The casualties have been stacking up for eons. They’ll only pause when submerged, disturbed by onlookers, or while being eaten. You’ll likely find a few missing an appendage or two soldiering on, a testament to their primordial grit. They battle like true gladiators, cunning, ferocious, relentless. These killers carry many names: Mottled Pea Crab, Sheep Crab, Mud-Flat Crab, but my favorite by far is the Hairy Cancer Crab. I don’t know why someone named this fine specimen of crustacean something that people would recoil from, but there it is. There are days I feel like a Hairy Cancer Crab scrabbling around with one arm.
“Fuck you world, leave me with my muck!”
“Rhump ump umph clack clack clack rhump ump umph clack clack clack …”
A teacher of mine once told me “wildness is our salvation”, and I believe he is right.

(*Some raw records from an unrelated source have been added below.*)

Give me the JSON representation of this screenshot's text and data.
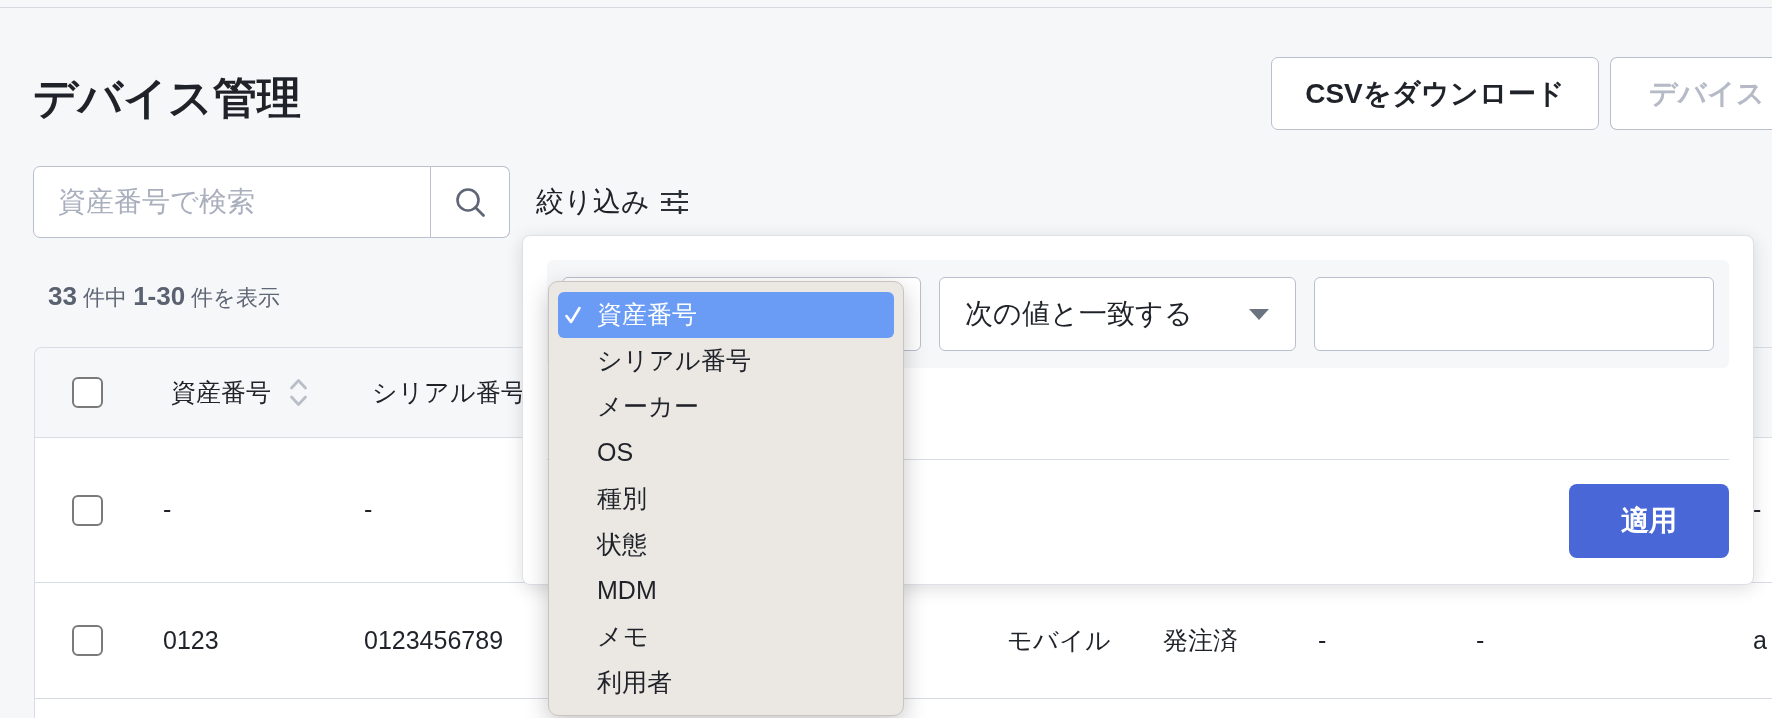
{
  "page_title": "デバイス管理",
  "header_buttons": [
    {
      "label": "CSVをダウンロード",
      "disabled": false
    },
    {
      "label": "デバイス",
      "disabled": true
    }
  ],
  "search": {
    "placeholder": "資産番号で検索"
  },
  "filter_toggle": {
    "label": "絞り込み"
  },
  "result_summary": "**33** 件中 **1-30** 件を表示",
  "table": {
    "select_all_checked": false,
    "columns": [
      {
        "label": "資産番号",
        "sortable": true
      },
      {
        "label": "シリアル番号",
        "sortable": false
      }
    ],
    "rows": [
      {
        "checked": false,
        "cells": {
          "column_1": "-",
          "column_2": "-",
          "column_9": "-"
        }
      },
      {
        "checked": false,
        "cells": {
          "column_1": "0123",
          "column_2": "0123456789",
          "column_5": "モバイル",
          "column_6": "発注済",
          "column_7": "-",
          "column_8": "-",
          "column_9": "a"
        }
      }
    ]
  },
  "filter_panel": {
    "conditions": [
      {
        "field_select": {
          "expanded": true,
          "options": [
            {
              "label": "資産番号",
              "selected": true
            },
            {
              "label": "シリアル番号",
              "selected": false
            },
            {
              "label": "メーカー",
              "selected": false
            },
            {
              "label": "OS",
              "selected": false
            },
            {
              "label": "種別",
              "selected": false
            },
            {
              "label": "状態",
              "selected": false
            },
            {
              "label": "MDM",
              "selected": false
            },
            {
              "label": "メモ",
              "selected": false
            },
            {
              "label": "利用者",
              "selected": false
            }
          ]
        },
        "operator_select": {
          "value": "次の値と一致する"
        }
      }
    ],
    "apply_button": {
      "label": "適用"
    }
  }
}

I think wildness is that place where our soul is woven into the greater soul of nature, with its unplanned symphonies unfurling in the pinching of tiny claws, the epic dances of flocks, the frothing king tides and the many deaths that make all of this possible. Being here calls me to a kind of prayerfulness, but not one that makes me call out to God so much as one that attempts claim citizenship with the mud. My prayers speak the language of decomposition.
Maybe thats why I feel required to take something from this place, because its bound me to it in some way. It seems only fair that I should be able to take a few things when I leave so much of my heart here. We’re raising our children a short crows flight from its shores, bringing them up with the tides and the sulfur smells and the wonderment of estuarian life. What will nest in their souls besides Papa’s thievery? What prayers to wildness are planted in them already, by Crows, or Otters, the tides, or Egrets as they stalk their prey like patient ballerinas. How will the rythms of this place require them to remake their lives?
This small place is the mightiest of cauldrons.